# EXERCISE DIRECTIONS:
Exactly as given, write out all the entries again.

# Stored data entries:

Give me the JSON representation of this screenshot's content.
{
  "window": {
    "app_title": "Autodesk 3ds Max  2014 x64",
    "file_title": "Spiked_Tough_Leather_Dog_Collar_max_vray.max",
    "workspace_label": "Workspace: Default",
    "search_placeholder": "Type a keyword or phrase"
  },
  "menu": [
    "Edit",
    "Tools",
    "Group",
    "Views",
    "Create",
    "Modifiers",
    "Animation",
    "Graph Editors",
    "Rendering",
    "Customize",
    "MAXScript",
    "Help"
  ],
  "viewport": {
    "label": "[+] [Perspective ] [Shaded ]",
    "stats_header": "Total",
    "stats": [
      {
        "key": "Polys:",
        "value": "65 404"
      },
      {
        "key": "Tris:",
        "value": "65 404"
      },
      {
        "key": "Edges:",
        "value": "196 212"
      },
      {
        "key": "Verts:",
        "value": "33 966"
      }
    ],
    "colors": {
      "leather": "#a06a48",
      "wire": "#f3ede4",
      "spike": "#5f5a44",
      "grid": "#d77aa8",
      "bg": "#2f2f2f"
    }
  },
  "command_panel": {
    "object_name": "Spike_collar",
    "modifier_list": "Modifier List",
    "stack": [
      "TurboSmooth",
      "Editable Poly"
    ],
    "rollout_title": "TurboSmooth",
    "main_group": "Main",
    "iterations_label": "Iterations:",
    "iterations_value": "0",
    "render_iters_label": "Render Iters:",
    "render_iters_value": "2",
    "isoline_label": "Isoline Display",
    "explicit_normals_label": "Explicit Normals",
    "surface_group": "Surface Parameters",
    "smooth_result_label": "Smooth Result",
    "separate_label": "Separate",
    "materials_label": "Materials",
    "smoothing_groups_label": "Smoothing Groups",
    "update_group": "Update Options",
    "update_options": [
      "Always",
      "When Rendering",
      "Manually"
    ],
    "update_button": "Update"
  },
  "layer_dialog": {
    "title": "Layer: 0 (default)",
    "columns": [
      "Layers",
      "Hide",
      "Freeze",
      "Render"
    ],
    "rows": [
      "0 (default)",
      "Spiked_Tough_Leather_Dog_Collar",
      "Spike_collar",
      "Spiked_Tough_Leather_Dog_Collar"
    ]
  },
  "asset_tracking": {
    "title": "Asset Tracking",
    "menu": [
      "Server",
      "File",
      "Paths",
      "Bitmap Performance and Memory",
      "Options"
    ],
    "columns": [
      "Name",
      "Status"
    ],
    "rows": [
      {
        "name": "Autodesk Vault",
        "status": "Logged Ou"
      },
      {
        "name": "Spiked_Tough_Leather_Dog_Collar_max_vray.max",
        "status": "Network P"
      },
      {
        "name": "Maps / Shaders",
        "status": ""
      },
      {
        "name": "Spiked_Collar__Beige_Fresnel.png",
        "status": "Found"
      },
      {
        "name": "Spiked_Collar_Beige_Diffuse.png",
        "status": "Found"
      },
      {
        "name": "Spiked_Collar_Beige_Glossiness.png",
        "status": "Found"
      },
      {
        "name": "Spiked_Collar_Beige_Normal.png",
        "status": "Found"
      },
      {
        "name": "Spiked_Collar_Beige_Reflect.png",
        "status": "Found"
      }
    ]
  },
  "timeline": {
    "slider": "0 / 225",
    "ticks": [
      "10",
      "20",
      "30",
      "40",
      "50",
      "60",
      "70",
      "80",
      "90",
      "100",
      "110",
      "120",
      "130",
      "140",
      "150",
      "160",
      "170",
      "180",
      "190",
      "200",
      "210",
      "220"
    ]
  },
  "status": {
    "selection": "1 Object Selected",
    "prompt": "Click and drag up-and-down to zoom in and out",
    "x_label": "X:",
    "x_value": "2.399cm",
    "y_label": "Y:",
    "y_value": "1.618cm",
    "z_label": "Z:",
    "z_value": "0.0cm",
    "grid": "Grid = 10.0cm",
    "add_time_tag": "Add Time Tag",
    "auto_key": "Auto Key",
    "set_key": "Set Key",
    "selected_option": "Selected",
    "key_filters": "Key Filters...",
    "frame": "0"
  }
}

# RESPONSE TO THIS EXERCISE:
Give me the JSON representation of this screenshot's content.
{
  "window": {
    "app_title": "Autodesk 3ds Max  2014 x64",
    "file_title": "Spiked_Tough_Leather_Dog_Collar_max_vray.max",
    "workspace_label": "Workspace: Default",
    "search_placeholder": "Type a keyword or phrase"
  },
  "menu": [
    "Edit",
    "Tools",
    "Group",
    "Views",
    "Create",
    "Modifiers",
    "Animation",
    "Graph Editors",
    "Rendering",
    "Customize",
    "MAXScript",
    "Help"
  ],
  "viewport": {
    "label": "[+] [Perspective ] [Shaded ]",
    "stats_header": "Total",
    "stats": [
      {
        "key": "Polys:",
        "value": "65 404"
      },
      {
        "key": "Tris:",
        "value": "65 404"
      },
      {
        "key": "Edges:",
        "value": "196 212"
      },
      {
        "key": "Verts:",
        "value": "33 966"
      }
    ],
    "colors": {
      "leather": "#a06a48",
      "wire": "#f3ede4",
      "spike": "#5f5a44",
      "grid": "#d77aa8",
      "bg": "#2f2f2f"
    }
  },
  "command_panel": {
    "object_name": "Spike_collar",
    "modifier_list": "Modifier List",
    "stack": [
      "TurboSmooth",
      "Editable Poly"
    ],
    "rollout_title": "TurboSmooth",
    "main_group": "Main",
    "iterations_label": "Iterations:",
    "iterations_value": "0",
    "render_iters_label": "Render Iters:",
    "render_iters_value": "2",
    "isoline_label": "Isoline Display",
    "explicit_normals_label": "Explicit Normals",
    "surface_group": "Surface Parameters",
    "smooth_result_label": "Smooth Result",
    "separate_label": "Separate",
    "materials_label": "Materials",
    "smoothing_groups_label": "Smoothing Groups",
    "update_group": "Update Options",
    "update_options": [
      "Always",
      "When Rendering",
      "Manually"
    ],
    "update_button": "Update"
  },
  "layer_dialog": {
    "title": "Layer: 0 (default)",
    "columns": [
      "Layers",
      "Hide",
      "Freeze",
      "Render"
    ],
    "rows": [
      "0 (default)",
      "Spiked_Tough_Leather_Dog_Collar",
      "Spike_collar",
      "Spiked_Tough_Leather_Dog_Collar"
    ]
  },
  "asset_tracking": {
    "title": "Asset Tracking",
    "menu": [
      "Server",
      "File",
      "Paths",
      "Bitmap Performance and Memory",
      "Options"
    ],
    "columns": [
      "Name",
      "Status"
    ],
    "rows": [
      {
        "name": "Autodesk Vault",
        "status": "Logged Ou"
      },
      {
        "name": "Spiked_Tough_Leather_Dog_Collar_max_vray.max",
        "status": "Network P"
      },
      {
        "name": "Maps / Shaders",
        "status": ""
      },
      {
        "name": "Spiked_Collar__Beige_Fresnel.png",
        "status": "Found"
      },
      {
        "name": "Spiked_Collar_Beige_Diffuse.png",
        "status": "Found"
      },
      {
        "name": "Spiked_Collar_Beige_Glossiness.png",
        "status": "Found"
      },
      {
        "name": "Spiked_Collar_Beige_Normal.png",
        "status": "Found"
      },
      {
        "name": "Spiked_Collar_Beige_Reflect.png",
        "status": "Found"
      }
    ]
  },
  "timeline": {
    "slider": "0 / 225",
    "ticks": [
      "10",
      "20",
      "30",
      "40",
      "50",
      "60",
      "70",
      "80",
      "90",
      "100",
      "110",
      "120",
      "130",
      "140",
      "150",
      "160",
      "170",
      "180",
      "190",
      "200",
      "210",
      "220"
    ]
  },
  "status": {
    "selection": "1 Object Selected",
    "prompt": "Click and drag up-and-down to zoom in and out",
    "x_label": "X:",
    "x_value": "2.399cm",
    "y_label": "Y:",
    "y_value": "1.618cm",
    "z_label": "Z:",
    "z_value": "0.0cm",
    "grid": "Grid = 10.0cm",
    "add_time_tag": "Add Time Tag",
    "auto_key": "Auto Key",
    "set_key": "Set Key",
    "selected_option": "Selected",
    "key_filters": "Key Filters...",
    "frame": "0"
  }
}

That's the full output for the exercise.